Exercise brief =>
The response must consist of each line in the listing that has the word "Timesteps" in it.

Source data =>

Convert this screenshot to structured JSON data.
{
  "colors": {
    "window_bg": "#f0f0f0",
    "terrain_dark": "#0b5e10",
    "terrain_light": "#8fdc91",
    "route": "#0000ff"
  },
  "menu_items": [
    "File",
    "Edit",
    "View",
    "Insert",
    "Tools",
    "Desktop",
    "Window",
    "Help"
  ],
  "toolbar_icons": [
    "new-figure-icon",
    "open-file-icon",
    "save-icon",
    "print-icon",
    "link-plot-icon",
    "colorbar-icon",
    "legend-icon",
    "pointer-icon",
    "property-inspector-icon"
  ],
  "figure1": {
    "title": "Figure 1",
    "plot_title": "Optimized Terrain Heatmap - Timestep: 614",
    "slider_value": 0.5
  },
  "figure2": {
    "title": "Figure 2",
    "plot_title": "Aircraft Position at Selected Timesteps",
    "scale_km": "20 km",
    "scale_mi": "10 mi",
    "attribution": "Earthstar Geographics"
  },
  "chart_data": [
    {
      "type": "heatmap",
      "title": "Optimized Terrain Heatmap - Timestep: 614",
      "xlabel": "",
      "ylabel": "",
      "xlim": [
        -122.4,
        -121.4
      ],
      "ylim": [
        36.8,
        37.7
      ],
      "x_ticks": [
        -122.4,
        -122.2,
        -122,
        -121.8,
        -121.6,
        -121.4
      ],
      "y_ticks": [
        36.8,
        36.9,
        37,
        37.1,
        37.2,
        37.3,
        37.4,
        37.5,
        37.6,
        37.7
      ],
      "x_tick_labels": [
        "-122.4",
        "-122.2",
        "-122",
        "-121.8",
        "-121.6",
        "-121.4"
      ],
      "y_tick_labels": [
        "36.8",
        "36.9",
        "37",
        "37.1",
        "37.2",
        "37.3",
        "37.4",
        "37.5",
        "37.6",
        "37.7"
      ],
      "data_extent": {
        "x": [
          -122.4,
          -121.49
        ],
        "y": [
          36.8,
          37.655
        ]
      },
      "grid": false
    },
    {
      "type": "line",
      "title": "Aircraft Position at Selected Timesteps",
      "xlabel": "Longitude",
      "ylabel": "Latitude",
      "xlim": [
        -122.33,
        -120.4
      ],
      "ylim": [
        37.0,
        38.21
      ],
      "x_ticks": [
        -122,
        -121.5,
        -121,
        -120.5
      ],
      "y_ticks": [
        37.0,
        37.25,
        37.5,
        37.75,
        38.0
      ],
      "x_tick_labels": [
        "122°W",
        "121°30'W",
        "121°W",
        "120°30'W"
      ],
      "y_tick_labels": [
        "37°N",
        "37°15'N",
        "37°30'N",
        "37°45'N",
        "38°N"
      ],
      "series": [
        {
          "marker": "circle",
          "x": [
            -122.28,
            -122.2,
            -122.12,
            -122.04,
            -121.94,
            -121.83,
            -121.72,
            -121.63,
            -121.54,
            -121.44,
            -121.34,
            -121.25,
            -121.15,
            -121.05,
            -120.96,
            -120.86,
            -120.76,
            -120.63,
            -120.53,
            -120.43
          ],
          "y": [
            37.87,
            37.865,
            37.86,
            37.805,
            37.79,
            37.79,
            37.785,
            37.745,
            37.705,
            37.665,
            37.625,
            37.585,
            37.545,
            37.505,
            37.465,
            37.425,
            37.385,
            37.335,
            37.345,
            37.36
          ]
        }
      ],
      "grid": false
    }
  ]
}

Answer to this task =>
    "plot_title": "Aircraft Position at Selected Timesteps",
      "title": "Aircraft Position at Selected Timesteps",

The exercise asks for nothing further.